Records to process:
==================================================

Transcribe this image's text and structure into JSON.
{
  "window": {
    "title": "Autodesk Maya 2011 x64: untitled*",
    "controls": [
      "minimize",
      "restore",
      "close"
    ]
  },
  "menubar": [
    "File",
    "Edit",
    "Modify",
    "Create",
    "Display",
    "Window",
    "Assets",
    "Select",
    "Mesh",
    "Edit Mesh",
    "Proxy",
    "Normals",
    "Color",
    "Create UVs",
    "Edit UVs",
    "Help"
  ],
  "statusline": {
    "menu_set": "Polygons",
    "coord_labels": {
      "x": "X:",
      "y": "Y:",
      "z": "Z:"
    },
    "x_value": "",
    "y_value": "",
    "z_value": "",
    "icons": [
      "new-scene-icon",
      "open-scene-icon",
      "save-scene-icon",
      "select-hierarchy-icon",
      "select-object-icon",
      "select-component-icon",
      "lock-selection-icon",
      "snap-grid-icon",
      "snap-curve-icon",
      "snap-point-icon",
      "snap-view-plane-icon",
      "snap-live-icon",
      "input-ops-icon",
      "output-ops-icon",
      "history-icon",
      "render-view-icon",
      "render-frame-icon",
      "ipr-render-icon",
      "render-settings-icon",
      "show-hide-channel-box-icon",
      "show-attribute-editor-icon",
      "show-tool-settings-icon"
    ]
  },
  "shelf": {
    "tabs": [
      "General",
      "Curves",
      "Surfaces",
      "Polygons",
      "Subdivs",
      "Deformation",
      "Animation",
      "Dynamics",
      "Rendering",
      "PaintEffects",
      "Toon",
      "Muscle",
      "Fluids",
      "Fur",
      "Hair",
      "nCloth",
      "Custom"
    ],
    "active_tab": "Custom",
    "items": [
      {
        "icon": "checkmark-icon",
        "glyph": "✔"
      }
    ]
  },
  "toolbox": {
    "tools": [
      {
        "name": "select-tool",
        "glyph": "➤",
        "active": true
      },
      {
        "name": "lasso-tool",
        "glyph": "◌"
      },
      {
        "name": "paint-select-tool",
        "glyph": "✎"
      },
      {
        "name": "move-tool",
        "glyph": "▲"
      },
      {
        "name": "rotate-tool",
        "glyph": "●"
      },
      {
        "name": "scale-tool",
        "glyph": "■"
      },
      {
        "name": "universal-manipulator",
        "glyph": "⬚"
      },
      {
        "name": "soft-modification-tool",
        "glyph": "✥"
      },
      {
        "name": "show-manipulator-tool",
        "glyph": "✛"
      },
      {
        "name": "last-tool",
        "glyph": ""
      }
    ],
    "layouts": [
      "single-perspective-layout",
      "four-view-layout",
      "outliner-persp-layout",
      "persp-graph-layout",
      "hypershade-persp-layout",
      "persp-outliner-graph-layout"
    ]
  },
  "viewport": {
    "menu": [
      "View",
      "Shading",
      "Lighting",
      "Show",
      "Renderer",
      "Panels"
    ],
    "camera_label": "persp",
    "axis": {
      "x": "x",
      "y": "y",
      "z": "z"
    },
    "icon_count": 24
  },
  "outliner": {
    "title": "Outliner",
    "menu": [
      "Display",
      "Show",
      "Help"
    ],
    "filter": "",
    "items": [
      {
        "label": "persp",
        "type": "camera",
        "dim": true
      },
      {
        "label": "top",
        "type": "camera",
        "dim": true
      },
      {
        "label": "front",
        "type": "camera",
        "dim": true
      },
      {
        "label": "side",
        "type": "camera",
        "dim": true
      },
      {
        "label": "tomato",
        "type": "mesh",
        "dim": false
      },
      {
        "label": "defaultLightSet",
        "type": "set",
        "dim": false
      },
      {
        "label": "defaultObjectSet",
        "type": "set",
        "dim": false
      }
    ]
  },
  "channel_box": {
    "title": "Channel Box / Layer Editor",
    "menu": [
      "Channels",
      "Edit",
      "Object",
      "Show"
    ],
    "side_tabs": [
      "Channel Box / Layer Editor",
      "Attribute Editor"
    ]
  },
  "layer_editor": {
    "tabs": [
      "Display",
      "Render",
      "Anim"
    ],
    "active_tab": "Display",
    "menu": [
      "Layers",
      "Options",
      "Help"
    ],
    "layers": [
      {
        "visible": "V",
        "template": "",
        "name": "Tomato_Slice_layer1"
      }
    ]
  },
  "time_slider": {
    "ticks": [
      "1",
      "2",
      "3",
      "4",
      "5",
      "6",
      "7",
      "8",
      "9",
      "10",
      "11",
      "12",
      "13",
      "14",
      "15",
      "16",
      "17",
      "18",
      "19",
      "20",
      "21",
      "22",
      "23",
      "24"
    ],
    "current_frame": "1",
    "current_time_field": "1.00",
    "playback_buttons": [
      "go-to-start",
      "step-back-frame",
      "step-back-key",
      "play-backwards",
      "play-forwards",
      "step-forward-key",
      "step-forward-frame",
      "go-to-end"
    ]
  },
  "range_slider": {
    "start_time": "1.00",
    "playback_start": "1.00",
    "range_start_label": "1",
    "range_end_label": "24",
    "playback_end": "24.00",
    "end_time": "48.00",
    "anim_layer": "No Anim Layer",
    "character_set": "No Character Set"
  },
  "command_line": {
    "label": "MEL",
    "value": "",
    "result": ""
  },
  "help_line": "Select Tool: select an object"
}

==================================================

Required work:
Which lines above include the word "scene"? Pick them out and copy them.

Task output:
      "new-scene-icon",
      "open-scene-icon",
      "save-scene-icon",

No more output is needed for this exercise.